While the transition to greener power is being addressed for some modes of transport through the use of batteries and ammonia, the aviation industry is still recognised as a major user of fossil fuels and suffers from severe challenges with respect to decarbonisation. It’s an industry that requires a renewed focus as well as serving as a barometer for the impact synthetic fuels can have on the UK’s move to meet its net zero goals.
The necessity for a fuel solution is emerging as a key priority, as scientists and policymakers have highlighted the huge challenges that remain around the availability, costs and scalability of creating viable alternative fuel solutions for the aviation industry.
According to research from the Royal Society, the UK would have to devote half its farmland or more than double its total renewable electricity supply to make enough aviation fuel to meet its ambitions for “jet zero”, or net zero flying, and balance out emissions by 2050.
Why bio-fuels can’t save the aviation industry
The most talked about innovation in aviation’s journey to net zero has, to date, been bio-jet fuel.
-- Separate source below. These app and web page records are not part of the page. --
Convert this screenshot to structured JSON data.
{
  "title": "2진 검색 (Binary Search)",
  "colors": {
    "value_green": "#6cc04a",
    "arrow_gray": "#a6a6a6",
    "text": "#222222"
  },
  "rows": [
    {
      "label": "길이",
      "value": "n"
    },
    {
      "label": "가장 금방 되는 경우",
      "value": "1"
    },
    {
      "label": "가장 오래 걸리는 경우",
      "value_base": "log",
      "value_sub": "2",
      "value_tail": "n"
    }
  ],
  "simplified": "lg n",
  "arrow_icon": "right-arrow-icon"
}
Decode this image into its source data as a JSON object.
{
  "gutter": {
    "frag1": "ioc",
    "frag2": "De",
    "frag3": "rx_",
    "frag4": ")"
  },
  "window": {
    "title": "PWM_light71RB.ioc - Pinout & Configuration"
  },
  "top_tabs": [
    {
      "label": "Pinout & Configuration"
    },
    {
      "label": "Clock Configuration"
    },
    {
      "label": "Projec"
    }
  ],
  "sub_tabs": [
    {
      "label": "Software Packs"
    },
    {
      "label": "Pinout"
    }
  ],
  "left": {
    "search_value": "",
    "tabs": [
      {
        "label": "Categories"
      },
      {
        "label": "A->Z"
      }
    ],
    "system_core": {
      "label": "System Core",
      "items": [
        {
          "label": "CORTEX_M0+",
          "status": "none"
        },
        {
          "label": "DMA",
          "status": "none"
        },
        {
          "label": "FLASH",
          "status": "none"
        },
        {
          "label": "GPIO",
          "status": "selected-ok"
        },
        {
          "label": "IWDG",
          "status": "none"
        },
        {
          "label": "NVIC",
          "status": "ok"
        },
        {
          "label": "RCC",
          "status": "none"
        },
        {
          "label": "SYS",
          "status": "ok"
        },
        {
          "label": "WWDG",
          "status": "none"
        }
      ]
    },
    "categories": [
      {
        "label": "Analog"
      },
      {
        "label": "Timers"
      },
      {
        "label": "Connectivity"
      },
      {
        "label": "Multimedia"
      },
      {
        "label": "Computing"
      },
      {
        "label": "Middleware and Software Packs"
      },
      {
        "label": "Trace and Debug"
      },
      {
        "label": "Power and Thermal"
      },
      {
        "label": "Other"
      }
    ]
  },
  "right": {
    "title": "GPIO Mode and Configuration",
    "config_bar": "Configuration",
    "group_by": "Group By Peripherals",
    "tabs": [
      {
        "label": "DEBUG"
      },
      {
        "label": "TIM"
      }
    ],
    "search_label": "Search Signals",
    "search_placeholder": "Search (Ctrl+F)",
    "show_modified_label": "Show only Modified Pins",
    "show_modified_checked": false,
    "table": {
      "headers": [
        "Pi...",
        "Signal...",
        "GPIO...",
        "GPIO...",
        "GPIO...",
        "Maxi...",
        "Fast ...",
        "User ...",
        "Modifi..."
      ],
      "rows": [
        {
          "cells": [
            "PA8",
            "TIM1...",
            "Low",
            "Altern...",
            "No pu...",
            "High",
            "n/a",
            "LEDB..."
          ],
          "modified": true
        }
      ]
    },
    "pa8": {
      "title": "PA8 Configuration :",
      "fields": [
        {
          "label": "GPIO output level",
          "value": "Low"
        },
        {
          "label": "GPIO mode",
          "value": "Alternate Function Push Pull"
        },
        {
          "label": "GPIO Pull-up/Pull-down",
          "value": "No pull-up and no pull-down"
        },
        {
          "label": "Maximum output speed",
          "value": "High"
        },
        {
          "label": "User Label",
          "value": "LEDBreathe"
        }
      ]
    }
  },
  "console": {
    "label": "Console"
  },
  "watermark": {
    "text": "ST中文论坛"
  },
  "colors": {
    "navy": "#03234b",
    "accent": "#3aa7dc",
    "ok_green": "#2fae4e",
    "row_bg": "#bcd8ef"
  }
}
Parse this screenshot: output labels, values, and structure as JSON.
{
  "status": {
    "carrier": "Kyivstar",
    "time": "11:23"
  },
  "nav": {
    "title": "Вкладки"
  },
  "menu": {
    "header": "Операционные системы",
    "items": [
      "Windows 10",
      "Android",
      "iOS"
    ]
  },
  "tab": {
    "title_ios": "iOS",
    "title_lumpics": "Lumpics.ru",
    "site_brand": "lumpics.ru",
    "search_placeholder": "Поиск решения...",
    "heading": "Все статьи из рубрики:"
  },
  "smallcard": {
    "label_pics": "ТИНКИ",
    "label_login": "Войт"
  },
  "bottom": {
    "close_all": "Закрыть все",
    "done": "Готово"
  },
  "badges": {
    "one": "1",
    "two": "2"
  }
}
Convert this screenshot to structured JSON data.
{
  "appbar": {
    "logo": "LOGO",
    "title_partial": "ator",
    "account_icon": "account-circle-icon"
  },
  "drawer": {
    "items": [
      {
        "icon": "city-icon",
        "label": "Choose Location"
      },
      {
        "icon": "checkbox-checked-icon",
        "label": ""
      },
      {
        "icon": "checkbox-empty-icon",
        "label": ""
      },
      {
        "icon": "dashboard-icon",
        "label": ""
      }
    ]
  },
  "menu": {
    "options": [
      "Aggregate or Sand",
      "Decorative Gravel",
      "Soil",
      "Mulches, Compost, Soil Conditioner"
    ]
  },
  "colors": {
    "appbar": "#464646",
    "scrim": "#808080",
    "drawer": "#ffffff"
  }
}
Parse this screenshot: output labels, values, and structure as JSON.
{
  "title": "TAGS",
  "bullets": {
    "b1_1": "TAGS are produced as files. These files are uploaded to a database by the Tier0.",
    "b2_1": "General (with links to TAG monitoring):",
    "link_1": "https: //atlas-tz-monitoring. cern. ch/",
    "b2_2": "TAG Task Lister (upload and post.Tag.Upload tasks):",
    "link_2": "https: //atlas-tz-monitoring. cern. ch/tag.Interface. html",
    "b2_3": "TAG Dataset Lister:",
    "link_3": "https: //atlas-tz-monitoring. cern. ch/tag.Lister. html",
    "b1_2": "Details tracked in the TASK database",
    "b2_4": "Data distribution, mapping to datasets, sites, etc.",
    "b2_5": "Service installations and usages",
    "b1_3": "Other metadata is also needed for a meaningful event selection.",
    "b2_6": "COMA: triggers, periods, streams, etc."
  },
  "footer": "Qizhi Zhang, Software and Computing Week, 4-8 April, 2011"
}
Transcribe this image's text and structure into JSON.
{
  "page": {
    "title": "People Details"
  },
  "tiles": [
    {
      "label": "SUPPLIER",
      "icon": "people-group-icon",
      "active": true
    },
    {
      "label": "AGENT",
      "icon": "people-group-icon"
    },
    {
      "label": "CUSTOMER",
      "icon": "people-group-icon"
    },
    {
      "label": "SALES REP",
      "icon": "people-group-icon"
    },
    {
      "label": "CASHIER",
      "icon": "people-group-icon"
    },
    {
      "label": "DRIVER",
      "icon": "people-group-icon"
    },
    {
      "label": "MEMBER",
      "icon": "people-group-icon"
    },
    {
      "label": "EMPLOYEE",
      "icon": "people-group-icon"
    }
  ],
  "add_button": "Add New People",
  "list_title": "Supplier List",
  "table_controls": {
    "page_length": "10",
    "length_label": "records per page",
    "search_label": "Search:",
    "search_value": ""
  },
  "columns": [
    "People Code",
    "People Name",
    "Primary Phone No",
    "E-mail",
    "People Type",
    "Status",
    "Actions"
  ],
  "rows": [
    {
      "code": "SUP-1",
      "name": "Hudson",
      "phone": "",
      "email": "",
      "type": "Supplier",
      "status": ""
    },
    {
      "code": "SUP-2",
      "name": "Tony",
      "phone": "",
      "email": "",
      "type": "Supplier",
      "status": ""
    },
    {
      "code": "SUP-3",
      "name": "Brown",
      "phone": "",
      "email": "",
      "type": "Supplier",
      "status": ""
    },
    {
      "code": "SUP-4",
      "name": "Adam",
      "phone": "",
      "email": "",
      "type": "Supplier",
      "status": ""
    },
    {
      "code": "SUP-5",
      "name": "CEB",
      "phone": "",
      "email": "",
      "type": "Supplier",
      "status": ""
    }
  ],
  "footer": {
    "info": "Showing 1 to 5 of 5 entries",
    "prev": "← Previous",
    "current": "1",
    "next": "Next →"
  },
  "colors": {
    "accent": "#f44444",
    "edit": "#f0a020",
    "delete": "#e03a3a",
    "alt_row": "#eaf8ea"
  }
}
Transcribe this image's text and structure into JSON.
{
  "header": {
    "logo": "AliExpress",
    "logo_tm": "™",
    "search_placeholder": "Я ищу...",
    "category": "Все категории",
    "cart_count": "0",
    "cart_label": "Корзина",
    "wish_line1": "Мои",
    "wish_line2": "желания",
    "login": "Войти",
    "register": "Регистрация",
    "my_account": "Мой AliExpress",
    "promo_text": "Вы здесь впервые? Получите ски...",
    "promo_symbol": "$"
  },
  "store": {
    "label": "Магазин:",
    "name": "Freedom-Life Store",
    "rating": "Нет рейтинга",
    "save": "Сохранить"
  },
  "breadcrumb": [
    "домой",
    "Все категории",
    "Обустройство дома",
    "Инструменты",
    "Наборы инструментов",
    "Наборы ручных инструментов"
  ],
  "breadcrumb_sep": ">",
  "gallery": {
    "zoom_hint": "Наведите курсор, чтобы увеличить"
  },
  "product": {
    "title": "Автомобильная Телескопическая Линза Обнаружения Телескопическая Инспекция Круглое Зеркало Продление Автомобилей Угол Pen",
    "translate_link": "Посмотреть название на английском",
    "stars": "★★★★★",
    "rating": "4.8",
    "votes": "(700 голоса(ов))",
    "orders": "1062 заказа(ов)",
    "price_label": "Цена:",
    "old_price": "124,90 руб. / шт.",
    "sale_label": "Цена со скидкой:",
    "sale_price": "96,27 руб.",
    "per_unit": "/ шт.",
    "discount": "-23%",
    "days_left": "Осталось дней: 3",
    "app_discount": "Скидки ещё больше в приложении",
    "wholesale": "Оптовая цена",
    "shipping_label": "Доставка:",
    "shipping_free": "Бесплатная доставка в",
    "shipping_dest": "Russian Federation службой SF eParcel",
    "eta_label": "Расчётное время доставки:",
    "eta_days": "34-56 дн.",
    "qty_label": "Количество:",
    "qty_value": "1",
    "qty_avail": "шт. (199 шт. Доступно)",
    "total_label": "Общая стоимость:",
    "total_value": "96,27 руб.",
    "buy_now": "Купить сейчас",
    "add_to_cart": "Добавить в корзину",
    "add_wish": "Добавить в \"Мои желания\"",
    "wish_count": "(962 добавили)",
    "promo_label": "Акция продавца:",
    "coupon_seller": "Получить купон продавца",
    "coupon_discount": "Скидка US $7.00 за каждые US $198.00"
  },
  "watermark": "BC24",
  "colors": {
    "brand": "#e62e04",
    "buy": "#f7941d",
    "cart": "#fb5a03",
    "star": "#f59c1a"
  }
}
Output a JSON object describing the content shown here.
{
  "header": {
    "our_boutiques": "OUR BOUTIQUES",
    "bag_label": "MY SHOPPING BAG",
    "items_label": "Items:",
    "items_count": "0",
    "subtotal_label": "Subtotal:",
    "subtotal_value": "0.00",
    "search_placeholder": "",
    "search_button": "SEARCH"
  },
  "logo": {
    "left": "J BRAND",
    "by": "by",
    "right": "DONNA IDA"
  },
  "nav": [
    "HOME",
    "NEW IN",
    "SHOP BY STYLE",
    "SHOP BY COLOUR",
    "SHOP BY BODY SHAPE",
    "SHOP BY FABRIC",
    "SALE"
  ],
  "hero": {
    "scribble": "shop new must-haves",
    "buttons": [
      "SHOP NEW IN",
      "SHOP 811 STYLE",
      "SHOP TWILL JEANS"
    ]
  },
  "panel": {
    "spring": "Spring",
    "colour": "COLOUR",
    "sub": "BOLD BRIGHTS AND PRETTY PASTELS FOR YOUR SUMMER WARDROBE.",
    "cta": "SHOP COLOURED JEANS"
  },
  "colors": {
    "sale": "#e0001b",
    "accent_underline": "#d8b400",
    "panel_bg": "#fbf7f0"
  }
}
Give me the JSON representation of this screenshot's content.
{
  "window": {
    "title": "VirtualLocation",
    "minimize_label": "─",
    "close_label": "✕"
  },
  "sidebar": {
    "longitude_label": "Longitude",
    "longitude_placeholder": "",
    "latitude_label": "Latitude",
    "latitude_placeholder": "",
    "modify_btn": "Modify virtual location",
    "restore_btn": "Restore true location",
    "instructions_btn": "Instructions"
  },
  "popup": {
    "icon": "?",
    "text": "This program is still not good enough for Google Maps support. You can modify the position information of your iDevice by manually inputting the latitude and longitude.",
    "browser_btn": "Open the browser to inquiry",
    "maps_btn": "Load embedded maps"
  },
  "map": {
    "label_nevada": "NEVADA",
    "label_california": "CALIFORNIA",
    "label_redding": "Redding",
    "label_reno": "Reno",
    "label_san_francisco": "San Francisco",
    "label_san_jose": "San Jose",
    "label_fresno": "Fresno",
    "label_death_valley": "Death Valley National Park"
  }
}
An alternative to fossil fuels, bio-jet fuels have been created for aviation and are derived from vegetable oils that are chemically processed to produce a broad range of products like renewable diesel fuels. These require further refining to reach the substance that is suitable for use as bio-jet fuel.
Bio-jet fuel is the most recognised and most researched solution for the aviation industry. In 2021, the US Department of Energy announced $64.7 million in funding for projects focused on producing cost-effective, low-carbon biofuels. But there are better alternatives.
It sounds promising, but bio-jet fuels hold compatibility issues with older aircraft fleets, which require it to be blended with fossil fuels to function effectively. Current projections also show that forecasted production levels for 2023-25 will amount to little more than 4 per cent of today’s aviation energy demand.
It’s clear more needs to be done. Aside from production levels falling worryingly low, biofuels require significant amounts of land, water, and other biological resources for its creation, which can lead to environmental degradation and competition with other industries, such as food production, for resources.
What are the alternatives?
There are other alternative sources of energy like hydrogen or ammonia, but there is also a ‘next generation’ contender. Synthetic fuels are one of the most promising solutions to help achieve the UK’s net zero flying goals.
This next generation of fuels takes ground-breaking biochemistry and applies transformational engineering solutions to bring it to market. C3 Biotech’s synthetic fuels differ from biofuels as they are manufactured from agricultural and biomass waste and are not limited by land or water resources. Additionally, the fuel has high energy density, making it a practical alternative to traditional fossil fuels. Synthetic fuels, like C3 Biotech’s, can be tailored to meet specific performance requirements, making it suitable for use in various applications, including industries like aviation, space, industrials and fast-moving consumer goods (FMCG).
The performance potential of C3 Biotech’s synthetic fuels was demonstrated in 2022, when the Royal Air Force (RAF) successfully powered a drone using C3 Biotech’s synthetic kerosene. Synthetic kerosene is entirely free from fossil fuels and is made by mixing raw materials with high sugar levels, such as food waste, with bacteria. This creates an oil substance that is converted into aviation fuel using chemicals and heat. The process does not require large-scale infrastructure and can be made anywhere, making it an attractive option for military deployments around the world.
Synthetic fuels are the future of green energy and offer a sustainable and versatile alternative to fossil fuels. The science is established, and now needs an engineering solution. That’s why C3 Biotech has successfully created a world class team of engineers to create pathways for our fuel to be easily implemented in everyday use.
Scalability is another critical aspect of sustainable fuel production, and synthetic fuels have a significant advantage here. The drop-in technology allows the fuel to be easily integrated into existing infrastructure without requiring significant modifications. Additionally, it can be produced on-site, reducing transportation costs and improving supply chain efficiency.
The aviation industry is facing a significant challenge in reducing greenhouse gas emissions, with traditional biofuels offering limited scalability and compatibility with all aircraft fleets. Synthetic fuels produced through biological engineering offer a promising solution to this problem, with high energy density, customisable performance, and compatibility with existing infrastructure. C3 Biotech is a world leading player in this field, producing sustainable and versatile fuels that can power everything from drones to airplanes, without requiring large-scale infrastructure or competing with food production.
By leveraging the power of biological engineering, the nation can accelerate the transition to a greener future and mitigate the effects of climate change.